Innovation in advanced materials offers the disruptive potential to transform the way we build our future cities – and make them greener and smarter.
Construction is associated with the so-called Foundation Industries – which span the cement glass, ceramics, metals, paper and bulk chemicals sectors – which in total produce 28 million tonnes of materials per year and account for up to 10 per cent of the UK’s total CO₂ emissions.
If we consider the Climate Change Act (2008) and the UK government’s call to reduce carbon emissions to 80 per cent below the levels that were seen in 1990 by 2050 then clearly this sector is an obvious focus for a new approach. Innovation in new materials will greatly help city planners, developers and builders to construct a zero-carbon world from the foundations up.
Reducing concrete emissions
An obvious candidate is putting graphene in concrete. According to Chatham House, the international affairs institute, the global production of cement – the ‘glue’ that holds concrete together – accounts for a staggering eight per cent of the world’s CO₂ production.
Recent experiments with graphene enhanced concrete have been really promising. My colleague Adrian Nixon, the editor of the Nixene Journal (an independent publication dedicated to graphene and 2D materials science news), has conducted a review of the various studies on adding tiny amounts of graphene and graphene oxide to concrete. Adrian’s review revealed that the addition of just 0.03 per cent graphene powder increased the strength of concrete by a conservative average of 25 per cent.
So, bearing in mind cement production’s proportion of global CO₂ emissions, it could therefore be argued that by delivering a 25 per cent efficiency for concrete production through the addition of graphene, we could in turn see this run through the supply chain and potentially deliver a two per cent reduction in worldwide CO₂ levels. That is an exciting proposition and one that could be debated at great length – but the essential point is this: by adding a modest amount of graphene to a building material such as concrete, we can expect a transformational impact on our environment.

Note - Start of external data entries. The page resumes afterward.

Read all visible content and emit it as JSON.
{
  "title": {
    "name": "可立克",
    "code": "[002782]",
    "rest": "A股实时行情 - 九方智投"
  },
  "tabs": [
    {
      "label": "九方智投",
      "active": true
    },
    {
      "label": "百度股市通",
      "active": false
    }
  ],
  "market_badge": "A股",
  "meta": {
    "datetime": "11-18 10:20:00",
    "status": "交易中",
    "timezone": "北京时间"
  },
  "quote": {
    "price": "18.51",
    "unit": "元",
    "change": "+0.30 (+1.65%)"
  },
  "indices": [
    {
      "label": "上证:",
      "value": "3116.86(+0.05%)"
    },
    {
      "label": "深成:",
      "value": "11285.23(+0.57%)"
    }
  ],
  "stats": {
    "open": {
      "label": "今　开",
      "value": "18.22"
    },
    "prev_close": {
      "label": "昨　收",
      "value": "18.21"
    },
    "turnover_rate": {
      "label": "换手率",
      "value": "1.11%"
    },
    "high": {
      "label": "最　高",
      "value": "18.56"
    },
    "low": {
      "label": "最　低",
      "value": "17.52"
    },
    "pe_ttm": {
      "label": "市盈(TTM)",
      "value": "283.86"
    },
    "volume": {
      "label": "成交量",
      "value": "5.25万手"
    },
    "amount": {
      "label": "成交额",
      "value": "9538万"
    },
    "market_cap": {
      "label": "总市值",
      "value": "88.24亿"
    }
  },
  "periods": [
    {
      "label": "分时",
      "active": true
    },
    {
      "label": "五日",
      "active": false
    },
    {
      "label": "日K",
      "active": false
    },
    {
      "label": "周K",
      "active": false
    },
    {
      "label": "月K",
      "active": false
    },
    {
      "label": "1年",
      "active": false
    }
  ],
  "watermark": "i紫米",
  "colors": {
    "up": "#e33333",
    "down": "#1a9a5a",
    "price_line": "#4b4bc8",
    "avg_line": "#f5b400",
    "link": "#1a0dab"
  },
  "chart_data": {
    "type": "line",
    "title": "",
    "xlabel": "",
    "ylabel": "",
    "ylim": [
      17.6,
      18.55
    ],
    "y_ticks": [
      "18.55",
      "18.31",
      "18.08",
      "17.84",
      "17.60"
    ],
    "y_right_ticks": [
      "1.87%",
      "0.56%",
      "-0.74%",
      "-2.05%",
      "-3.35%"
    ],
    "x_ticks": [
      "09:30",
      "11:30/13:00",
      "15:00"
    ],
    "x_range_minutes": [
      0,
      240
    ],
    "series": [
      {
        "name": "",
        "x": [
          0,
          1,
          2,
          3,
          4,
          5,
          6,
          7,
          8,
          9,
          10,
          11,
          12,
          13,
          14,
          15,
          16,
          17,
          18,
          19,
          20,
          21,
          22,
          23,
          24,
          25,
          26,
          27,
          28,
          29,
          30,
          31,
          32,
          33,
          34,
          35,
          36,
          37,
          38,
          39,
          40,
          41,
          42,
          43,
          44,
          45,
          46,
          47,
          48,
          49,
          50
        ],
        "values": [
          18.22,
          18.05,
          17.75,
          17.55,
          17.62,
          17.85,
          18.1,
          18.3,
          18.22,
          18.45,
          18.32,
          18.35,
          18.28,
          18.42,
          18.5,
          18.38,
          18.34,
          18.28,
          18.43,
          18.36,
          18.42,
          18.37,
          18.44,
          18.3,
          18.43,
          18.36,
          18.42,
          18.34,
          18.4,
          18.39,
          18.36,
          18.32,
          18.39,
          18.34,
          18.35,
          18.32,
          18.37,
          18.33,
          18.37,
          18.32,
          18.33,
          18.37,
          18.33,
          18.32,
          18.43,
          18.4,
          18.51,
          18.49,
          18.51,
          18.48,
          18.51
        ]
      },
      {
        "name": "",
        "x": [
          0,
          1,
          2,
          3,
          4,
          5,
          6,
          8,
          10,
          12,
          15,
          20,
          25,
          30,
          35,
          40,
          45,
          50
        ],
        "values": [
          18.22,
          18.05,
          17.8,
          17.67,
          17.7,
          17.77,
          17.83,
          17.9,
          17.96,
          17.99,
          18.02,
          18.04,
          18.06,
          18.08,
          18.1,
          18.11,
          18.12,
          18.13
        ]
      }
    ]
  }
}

The idea of improving the sustainability of the materials for building is clearly where we should place huge attention – but another very interesting area that is perhaps overlooked is how we can use the benefits of advanced materials to support smart cities of the future.
Smart cities are seen as a way to make our urban environments much more efficient and greener through the adoption of digital technologies that can, for example, better integrate and manage our utility and energy systems.
However, what if some of this technology was embedded directly into the materials that went into our buildings and infrastructure? The exciting thing about graphene and the wider family of 2D materials – and the endless combinations of these ultra-thin layers to develop brand new ‘designer materials’ that collectively I call the ‘graphenes’ – is their extraordinary multifunctional capability. Such materials would be ideal to develop a new generation of smart infrastructure.
Advanced road networks
As an example, the Graphene Engineering Innovation Centre, the flagship advanced materials accelerator based at The University of Manchester, is currently working on a number of projects with Highways England, the government company responsible for much of the nation’s road network, and Arcadis, a leading global design and consultancy firm for natural and built assets.
We are supporting partners including Arcadis and Highways England in addressing the challenges around construction and the road network. An example might be when electric circuitry needs to be applied to the network, usually underground and the feasibility of developing technology that could be embedded within the road structure itself and laid at the same time as the highway, for example, as an integral part of the structure.
This is still potentially a rapid “make or break” type project and will require a lot of new thinking – but the solution could be within the bitumen or a surface marker, such as the road line.
Could the road itself charge your car?
But what if we could have this multifunctional capability used across all the infrastructure and buildings that make up a town or city? It would transform connectivity and make the very fabric of our built environments responsive and intuitive to our daily needs.
So, we can start to imagine charging points that are be embedded across our road network – and every time an e-car comes to a stop at traffic lights or rests in a parking space it can be charged in situ. If the vehicles of the future were using hybrid energy storage – ie a battery powertrain with a supercapacitor unit – then they could be rapidly charged as their drivers happily go about town. And those batteries and supercapacitors would, of course, feature new materials that enable them to operate far more effectively compared to the energy storage devices we are forced to use today.
Similar advances could be made with sensor technology, which will be critical if cities are to achieve the required connctivity levels needed to become smarter, more efficient and ultimately greener. Graphene and sensors are a natural combination because graphene’s large surface-to-volume ratio, unique optical properties, excellent electrical conductivity and mobility and high thermal conductivity can all greatly enhance the functionality of a range of sensors.
Graphene and advanced materials potentially have a huge role to play in making our buildings and infrastructure not only significantly greener but demonstrably smarter. As we look to the meet the climate change challenge and aim to ‘build back better’, I am convinced we need to explore with more urgency on how advanced materials can provide the building blocks for an exciting new future.
To find out more about the future of graphene and 2D materials in energy storage and infrastructure, register free for the online Advanced Materials Show, which runs from 1-4 December 2020.
Read the original article on The University of Manchester.